The US Army lab that sent samples of live anthrax to sites around the globe followed proper procedures, but those procedures weren't sufficient to ensure dead samples, the New York Times reports.
"Obviously, when over half of anthrax batches presumed to be inactivated instead prove to contain live anthrax spores, we have a major problem, and the numbers confirm this judgment," Deputy Defense Secretary Bob Work says in a statement.
Back in May, federal agencies said they were investigating shipments of live anthrax from the Dugway Proving Ground, an Army facility, to other locations in the US, Australia, Canada, and South Korea.
An initial Pentagon review has now found that the procedures in place at the facility weren't sufficient to kill anthrax, the Times says. Only about 5 percent of irradiated anthrax samples were checked to be sure it was inactivated, the Times notes, adding that such a low testing rate enabled live ones to slip through.

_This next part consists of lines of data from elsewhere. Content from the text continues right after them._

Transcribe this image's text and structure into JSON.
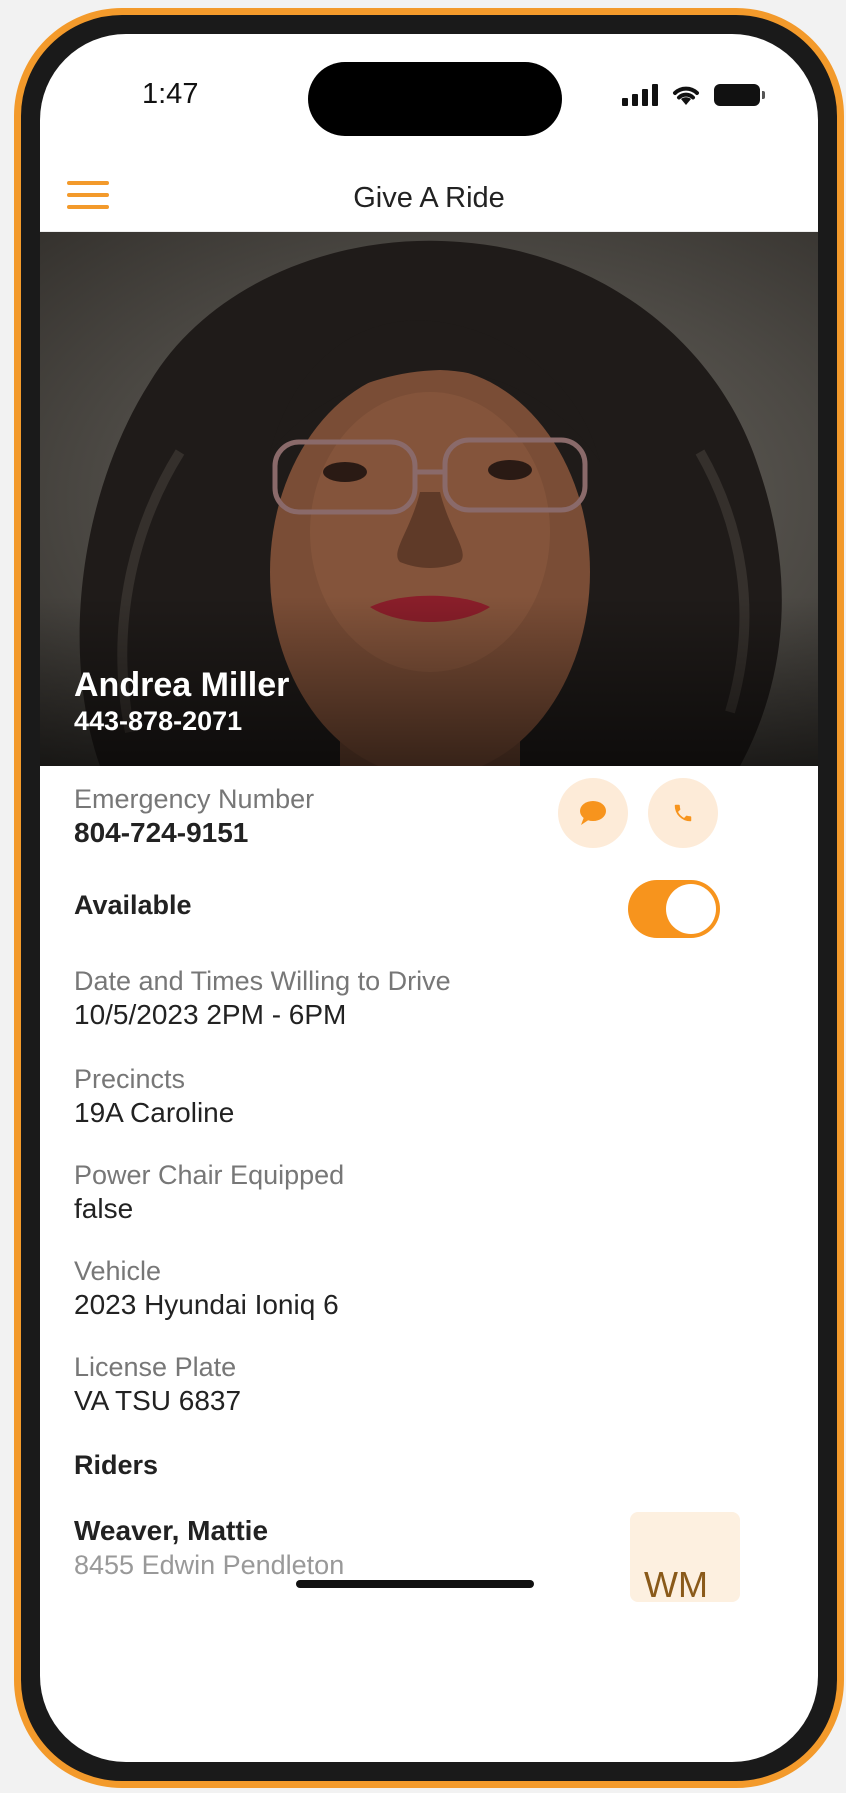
{
  "status_bar": {
    "time": "1:47"
  },
  "header": {
    "title": "Give A Ride"
  },
  "profile": {
    "name": "Andrea Miller",
    "phone": "443-878-2071"
  },
  "emergency": {
    "label": "Emergency Number",
    "value": "804-724-9151"
  },
  "availability": {
    "label": "Available",
    "enabled": true
  },
  "schedule": {
    "label": "Date and Times Willing to Drive",
    "value": "10/5/2023 2PM - 6PM"
  },
  "precincts": {
    "label": "Precincts",
    "value": "19A Caroline"
  },
  "power_chair": {
    "label": "Power Chair Equipped",
    "value": "false"
  },
  "vehicle": {
    "label": "Vehicle",
    "value": "2023 Hyundai Ioniq 6"
  },
  "license": {
    "label": "License Plate",
    "value": "VA TSU 6837"
  },
  "riders": {
    "heading": "Riders",
    "items": [
      {
        "name": "Weaver, Mattie",
        "address": "8455 Edwin Pendleton",
        "initials": "WM"
      }
    ]
  },
  "colors": {
    "accent": "#f7941d",
    "accent_light": "#fdebd8",
    "frame": "#f39a2b"
  }
}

"This represents an institutional problem," the Pentagon review says, "and does not necessarily reflect on any one individual."

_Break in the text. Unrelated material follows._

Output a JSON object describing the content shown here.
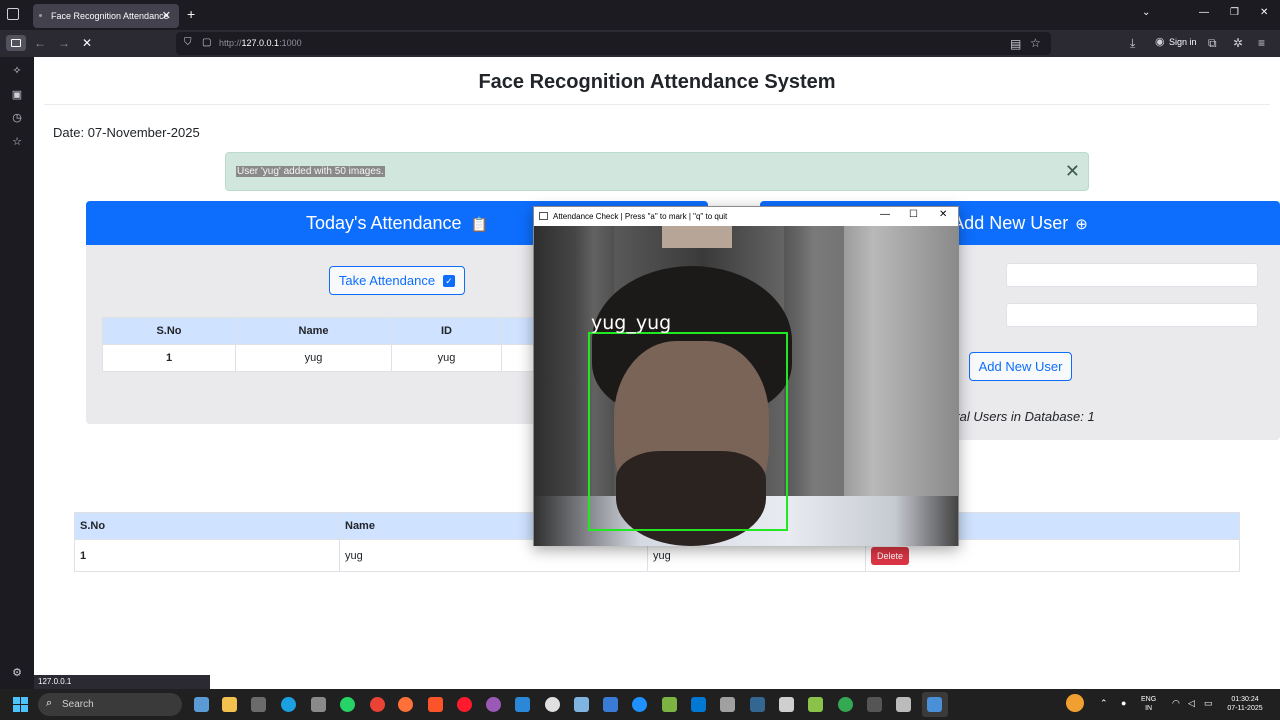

The Times notes that this is the latest in a rash of incidents involving the improper handling of infectious agents by federal agencies. Last summer, unsecured smallpox was uncovered at the National Institutes of Health, while anthrax and influenza samples were mishandled at the Centers for Disease Control and Prevention.